[Data records for software interfaces]

━━━━━━━━

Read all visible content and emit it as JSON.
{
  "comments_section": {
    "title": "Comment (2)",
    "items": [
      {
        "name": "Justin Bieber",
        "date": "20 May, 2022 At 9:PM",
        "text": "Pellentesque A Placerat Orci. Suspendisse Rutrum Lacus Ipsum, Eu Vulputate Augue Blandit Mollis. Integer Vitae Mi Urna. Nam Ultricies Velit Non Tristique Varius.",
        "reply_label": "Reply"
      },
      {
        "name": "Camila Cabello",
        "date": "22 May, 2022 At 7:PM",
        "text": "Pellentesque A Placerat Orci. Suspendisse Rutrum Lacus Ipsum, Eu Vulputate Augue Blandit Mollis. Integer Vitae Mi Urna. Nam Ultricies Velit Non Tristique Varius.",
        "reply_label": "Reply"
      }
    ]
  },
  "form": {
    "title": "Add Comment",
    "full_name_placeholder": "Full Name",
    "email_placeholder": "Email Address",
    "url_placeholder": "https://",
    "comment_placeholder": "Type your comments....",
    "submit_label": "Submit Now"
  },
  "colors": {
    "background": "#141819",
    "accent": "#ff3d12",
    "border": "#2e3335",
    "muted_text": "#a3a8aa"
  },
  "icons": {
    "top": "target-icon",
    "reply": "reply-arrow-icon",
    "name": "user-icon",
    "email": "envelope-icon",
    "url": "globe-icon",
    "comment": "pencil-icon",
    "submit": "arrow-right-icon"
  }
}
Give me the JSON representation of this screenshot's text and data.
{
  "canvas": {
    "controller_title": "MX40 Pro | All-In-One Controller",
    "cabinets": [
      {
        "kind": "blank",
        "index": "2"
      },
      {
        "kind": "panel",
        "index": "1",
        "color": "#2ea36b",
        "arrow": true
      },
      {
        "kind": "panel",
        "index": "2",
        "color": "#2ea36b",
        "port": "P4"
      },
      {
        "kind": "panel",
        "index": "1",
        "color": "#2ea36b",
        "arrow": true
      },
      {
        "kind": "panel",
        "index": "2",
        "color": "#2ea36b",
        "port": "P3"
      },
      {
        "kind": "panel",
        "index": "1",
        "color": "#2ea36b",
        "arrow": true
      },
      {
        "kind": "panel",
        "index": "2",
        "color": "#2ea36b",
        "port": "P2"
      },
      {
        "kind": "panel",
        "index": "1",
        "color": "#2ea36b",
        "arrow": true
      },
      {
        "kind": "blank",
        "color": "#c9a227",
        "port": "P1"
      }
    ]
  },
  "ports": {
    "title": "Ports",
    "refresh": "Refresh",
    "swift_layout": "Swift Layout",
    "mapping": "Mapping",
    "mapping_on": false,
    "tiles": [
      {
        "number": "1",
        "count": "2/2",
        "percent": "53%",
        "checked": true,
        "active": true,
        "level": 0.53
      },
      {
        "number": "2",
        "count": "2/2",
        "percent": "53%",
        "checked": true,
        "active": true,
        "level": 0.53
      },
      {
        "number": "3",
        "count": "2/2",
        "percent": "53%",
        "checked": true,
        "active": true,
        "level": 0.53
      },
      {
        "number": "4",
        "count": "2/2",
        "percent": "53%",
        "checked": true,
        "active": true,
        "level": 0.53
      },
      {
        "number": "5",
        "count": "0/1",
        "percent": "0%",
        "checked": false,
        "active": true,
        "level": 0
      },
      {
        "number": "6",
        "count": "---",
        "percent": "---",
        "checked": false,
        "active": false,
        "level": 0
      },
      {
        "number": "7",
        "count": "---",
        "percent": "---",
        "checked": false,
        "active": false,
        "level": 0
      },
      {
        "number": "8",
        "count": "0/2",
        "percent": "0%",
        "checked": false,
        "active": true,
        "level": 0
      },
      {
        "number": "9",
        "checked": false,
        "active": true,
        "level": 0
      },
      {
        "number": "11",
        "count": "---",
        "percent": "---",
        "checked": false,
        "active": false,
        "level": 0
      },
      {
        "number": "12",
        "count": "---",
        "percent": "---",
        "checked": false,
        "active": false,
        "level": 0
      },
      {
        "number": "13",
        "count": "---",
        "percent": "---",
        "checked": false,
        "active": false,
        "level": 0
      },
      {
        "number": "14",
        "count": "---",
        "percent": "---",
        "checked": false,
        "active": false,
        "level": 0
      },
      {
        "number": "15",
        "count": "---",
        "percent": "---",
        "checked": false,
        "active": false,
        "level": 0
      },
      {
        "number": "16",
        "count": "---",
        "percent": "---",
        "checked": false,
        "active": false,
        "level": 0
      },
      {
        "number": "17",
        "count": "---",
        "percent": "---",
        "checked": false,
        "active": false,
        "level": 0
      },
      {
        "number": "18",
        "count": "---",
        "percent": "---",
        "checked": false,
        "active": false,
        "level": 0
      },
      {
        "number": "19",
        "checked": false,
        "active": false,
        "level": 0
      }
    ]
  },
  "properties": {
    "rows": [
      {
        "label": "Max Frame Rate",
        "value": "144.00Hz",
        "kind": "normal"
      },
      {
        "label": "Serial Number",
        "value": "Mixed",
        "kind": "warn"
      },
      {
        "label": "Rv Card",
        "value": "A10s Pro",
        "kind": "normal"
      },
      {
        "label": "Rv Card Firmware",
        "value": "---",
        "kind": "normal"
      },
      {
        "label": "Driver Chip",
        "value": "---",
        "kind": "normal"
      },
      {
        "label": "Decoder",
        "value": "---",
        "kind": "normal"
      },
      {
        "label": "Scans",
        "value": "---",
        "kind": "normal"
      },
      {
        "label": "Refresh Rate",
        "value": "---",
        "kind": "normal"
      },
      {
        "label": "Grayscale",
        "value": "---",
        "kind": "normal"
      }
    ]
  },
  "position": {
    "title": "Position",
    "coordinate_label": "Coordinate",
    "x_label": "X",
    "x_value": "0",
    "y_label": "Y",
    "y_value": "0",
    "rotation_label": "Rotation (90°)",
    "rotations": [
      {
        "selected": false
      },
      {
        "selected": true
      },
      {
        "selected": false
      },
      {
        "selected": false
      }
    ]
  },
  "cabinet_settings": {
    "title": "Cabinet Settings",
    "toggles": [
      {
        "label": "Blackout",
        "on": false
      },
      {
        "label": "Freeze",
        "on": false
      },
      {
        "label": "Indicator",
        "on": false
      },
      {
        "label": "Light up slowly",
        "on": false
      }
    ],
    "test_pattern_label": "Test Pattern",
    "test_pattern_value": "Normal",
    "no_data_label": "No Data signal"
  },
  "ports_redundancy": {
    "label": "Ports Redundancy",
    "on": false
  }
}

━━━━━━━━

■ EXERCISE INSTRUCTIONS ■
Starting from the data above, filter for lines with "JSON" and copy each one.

■ REPLY TO THE EXERCISE ■
Read all visible content and emit it as JSON.
Give me the JSON representation of this screenshot's text and data.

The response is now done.